→ **Exercise brief**: Would you pull out every line of the material that contains the string "JSON"?

→ **Records for processing**:
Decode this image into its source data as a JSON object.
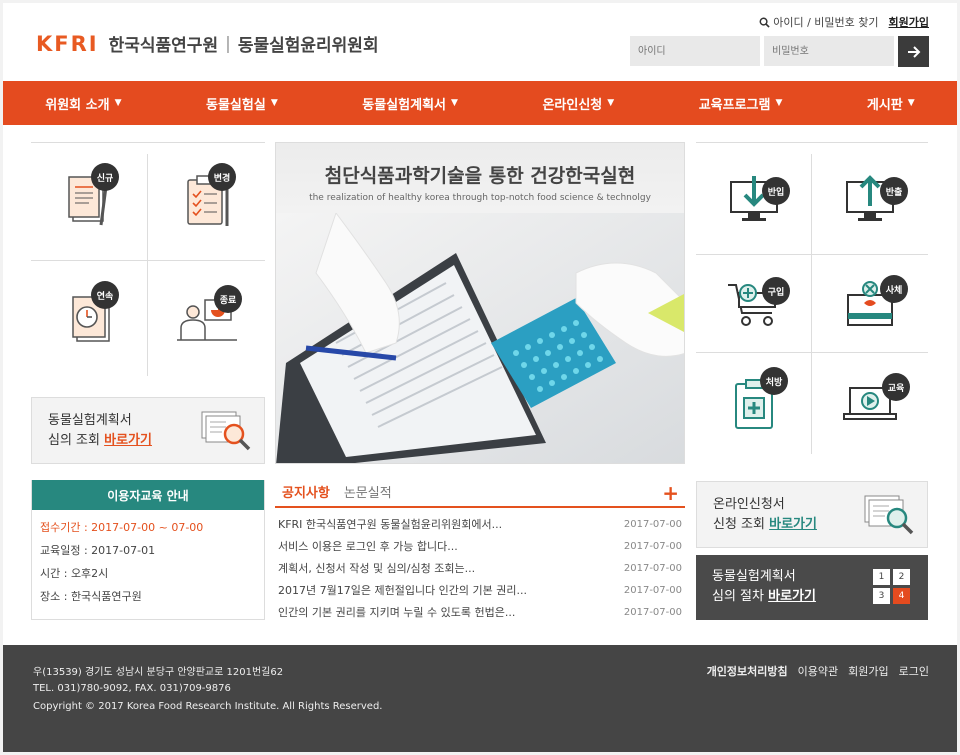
{
  "header": {
    "logo_mark": "KFRI",
    "org_name": "한국식품연구원",
    "divider": "|",
    "committee_name": "동물실험윤리위원회",
    "find_label": "아이디 / 비밀번호 찾기",
    "join_label": "회원가입",
    "id_placeholder": "아이디",
    "pw_placeholder": "비밀번호"
  },
  "nav": {
    "items": [
      {
        "label": "위원회 소개"
      },
      {
        "label": "동물실험실"
      },
      {
        "label": "동물실험계획서"
      },
      {
        "label": "온라인신청"
      },
      {
        "label": "교육프로그램"
      },
      {
        "label": "게시판"
      }
    ],
    "arrow": "▼"
  },
  "left_icons": [
    {
      "label": "신규",
      "icon": "new-document-icon"
    },
    {
      "label": "변경",
      "icon": "clipboard-checklist-icon"
    },
    {
      "label": "연속",
      "icon": "clock-document-icon"
    },
    {
      "label": "종료",
      "icon": "presenter-chart-icon"
    }
  ],
  "plan_review": {
    "line1": "동물실험계획서",
    "line2": "심의 조회",
    "link": "바로가기"
  },
  "hero": {
    "title": "첨단식품과학기술을 통한 건강한국실현",
    "subtitle": "the realization of healthy korea through top-notch food science & technolgy"
  },
  "right_icons": [
    {
      "label": "반입",
      "icon": "import-monitor-icon"
    },
    {
      "label": "반출",
      "icon": "export-monitor-icon"
    },
    {
      "label": "구입",
      "icon": "shopping-cart-icon"
    },
    {
      "label": "사체",
      "icon": "carcass-box-icon"
    },
    {
      "label": "처방",
      "icon": "prescription-clipboard-icon"
    },
    {
      "label": "교육",
      "icon": "laptop-play-icon"
    }
  ],
  "edu": {
    "title": "이용자교육 안내",
    "rows": [
      "접수기간 : 2017-07-00 ~ 07-00",
      "교육일정 : 2017-07-01",
      "시간 : 오후2시",
      "장소 : 한국식품연구원"
    ]
  },
  "board": {
    "tabs": [
      "공지사항",
      "논문실적"
    ],
    "more": "+",
    "posts": [
      {
        "title": "KFRI 한국식품연구원 동물실험윤리위원회에서...",
        "date": "2017-07-00"
      },
      {
        "title": "서비스 이용은 로그인 후 가능 합니다...",
        "date": "2017-07-00"
      },
      {
        "title": "계획서, 신청서 작성 및 심의/심청 조회는...",
        "date": "2017-07-00"
      },
      {
        "title": "2017년 7월17일은 제헌절입니다 인간의 기본 권리...",
        "date": "2017-07-00"
      },
      {
        "title": "인간의 기본 권리를 지키며 누릴 수 있도록 헌법은...",
        "date": "2017-07-00"
      }
    ]
  },
  "online_review": {
    "line1": "온라인신청서",
    "line2": "신청 조회",
    "link": "바로가기"
  },
  "procedure": {
    "line1": "동물실험계획서",
    "line2": "심의 절차",
    "link": "바로가기",
    "steps": [
      "1",
      "2",
      "3",
      "4"
    ]
  },
  "footer": {
    "address": "우(13539) 경기도 성남시 분당구 안양판교로 1201번길62",
    "tel": "TEL. 031)780-9092, FAX. 031)709-9876",
    "copyright": "Copyright © 2017 Korea Food Research Institute. All Rights Reserved.",
    "links": [
      "개인정보처리방침",
      "이용약관",
      "회원가입",
      "로그인"
    ]
  },
  "colors": {
    "accent": "#e44b1f",
    "teal": "#27887f",
    "dark": "#454545"
  }
}
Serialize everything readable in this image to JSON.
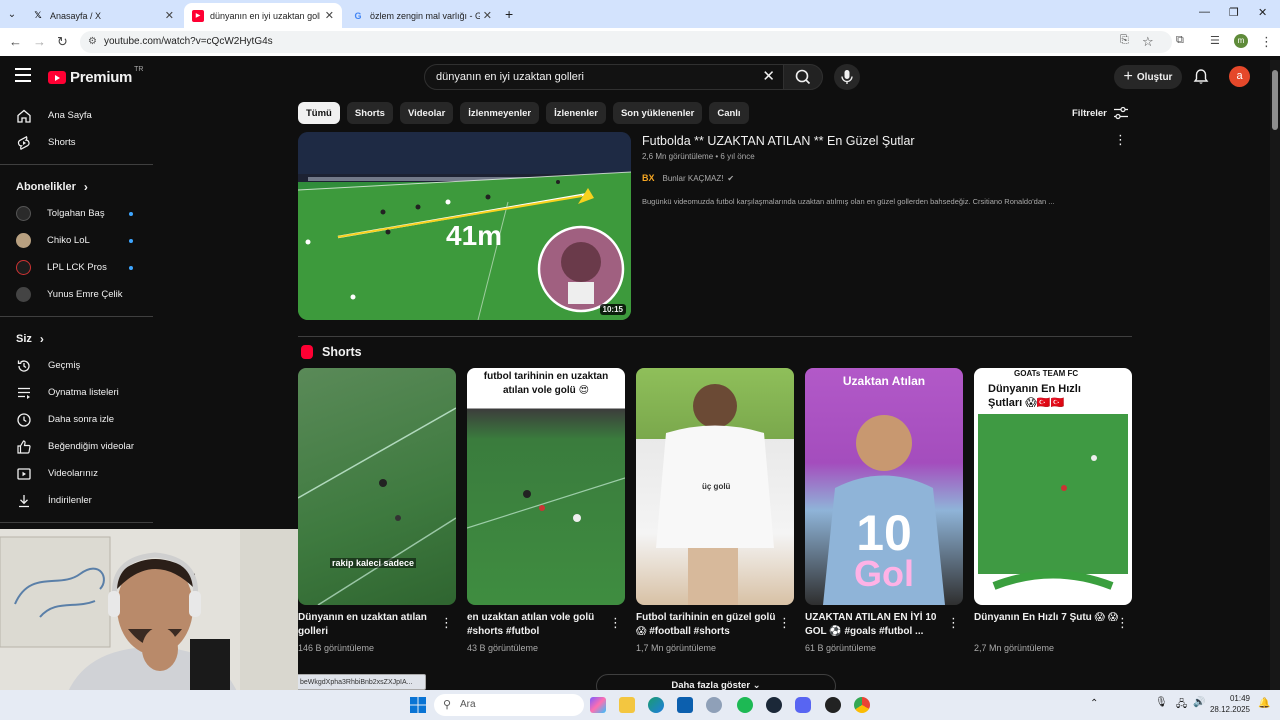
{
  "browser": {
    "tabs": [
      {
        "title": "Anasayfa / X",
        "icon": "x-logo-icon"
      },
      {
        "title": "dünyanın en iyi uzaktan golleri",
        "icon": "youtube-icon",
        "active": true
      },
      {
        "title": "özlem zengin mal varlığı - Goog",
        "icon": "google-icon"
      }
    ],
    "url": "youtube.com/watch?v=cQcW2HytG4s",
    "profile_initial": "m",
    "status_url": "beWkgdXpha3RhbiBnb2xsZXJpIA..."
  },
  "yt": {
    "logo_text": "Premium",
    "logo_region": "TR",
    "search_query": "dünyanın en iyi uzaktan golleri",
    "create_label": "Oluştur",
    "avatar_initial": "a"
  },
  "sidebar": {
    "main": [
      {
        "label": "Ana Sayfa",
        "icon": "home-icon"
      },
      {
        "label": "Shorts",
        "icon": "shorts-icon"
      }
    ],
    "subs_heading": "Abonelikler",
    "subs": [
      {
        "label": "Tolgahan Baş",
        "color": "#2a2a2a",
        "dot": true
      },
      {
        "label": "Chiko LoL",
        "color": "#b8a080",
        "dot": true
      },
      {
        "label": "LPL LCK Pros",
        "color": "#1c1c1c",
        "dot": true
      },
      {
        "label": "Yunus Emre Çelik",
        "color": "#444444",
        "dot": false
      }
    ],
    "you_heading": "Siz",
    "you": [
      {
        "label": "Geçmiş",
        "icon": "history-icon"
      },
      {
        "label": "Oynatma listeleri",
        "icon": "playlists-icon"
      },
      {
        "label": "Daha sonra izle",
        "icon": "watch-later-icon"
      },
      {
        "label": "Beğendiğim videolar",
        "icon": "like-icon"
      },
      {
        "label": "Videolarınız",
        "icon": "your-videos-icon"
      },
      {
        "label": "İndirilenler",
        "icon": "downloads-icon"
      }
    ]
  },
  "chips": [
    "Tümü",
    "Shorts",
    "Videolar",
    "İzlenmeyenler",
    "İzlenenler",
    "Son yüklenenler",
    "Canlı"
  ],
  "filters_label": "Filtreler",
  "video": {
    "title": "Futbolda ** UZAKTAN ATILAN ** En Güzel Şutlar",
    "views": "2,6 Mn görüntüleme",
    "age": "6 yıl önce",
    "channel": "Bunlar KAÇMAZ!",
    "channel_badge": "BX",
    "description": "Bugünkü videomuzda futbol karşılaşmalarında uzaktan atılmış olan en güzel gollerden bahsedeğiz. Crsitiano Ronaldo'dan ...",
    "duration": "10:15",
    "overlay_text": "41m"
  },
  "shorts_heading": "Shorts",
  "shorts": [
    {
      "title": "Dünyanın en uzaktan atılan golleri",
      "views": "146 B görüntüleme",
      "overlay": "rakip kaleci sadece"
    },
    {
      "title": "en uzaktan atılan vole golü #shorts #futbol",
      "views": "43 B görüntüleme",
      "overlay": "futbol tarihinin en uzaktan atılan vole golü 😍"
    },
    {
      "title": "Futbol tarihinin en güzel golü 😱 #football #shorts",
      "views": "1,7 Mn görüntüleme",
      "overlay": "üç golü"
    },
    {
      "title": "UZAKTAN ATILAN EN İYİ 10 GOL ⚽ #goals #futbol ...",
      "views": "61 B görüntüleme",
      "overlay": "Uzaktan Atılan",
      "overlay2": "10",
      "overlay3": "Gol"
    },
    {
      "title": "Dünyanın En Hızlı 7 Şutu 😱 😱",
      "views": "2,7 Mn görüntüleme",
      "overlay": "Dünyanın En Hızlı Şutları 😱🇹🇷🇹🇷",
      "overlay_top": "GOATs TEAM FC"
    }
  ],
  "show_more": "Daha fazla göster",
  "taskbar": {
    "search_placeholder": "Ara",
    "time": "01:49",
    "date": "28.12.2025"
  }
}
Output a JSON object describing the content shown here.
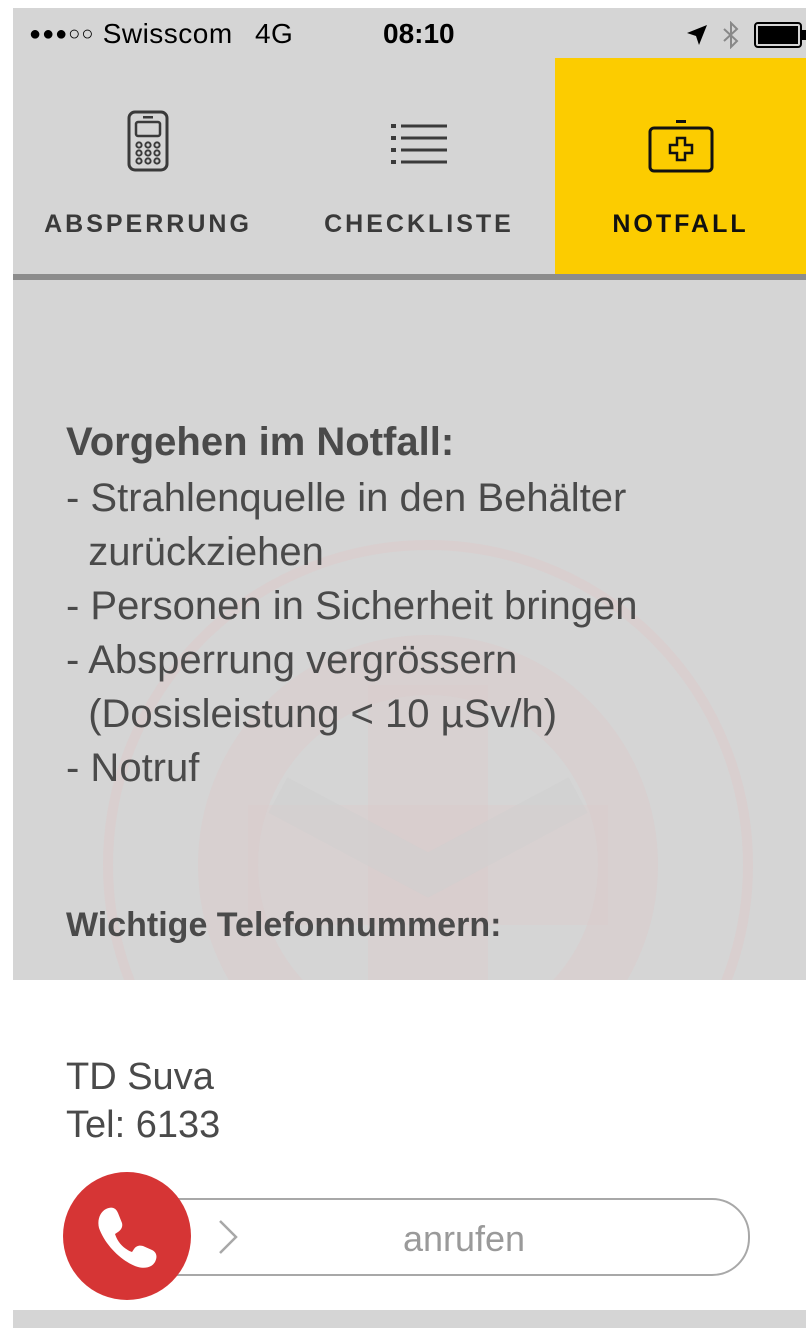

→ **Completed task**:
Decode this image into its source data as a JSON object.
Serialize everything readable in this image to JSON.
Output a JSON object describing the content shown here.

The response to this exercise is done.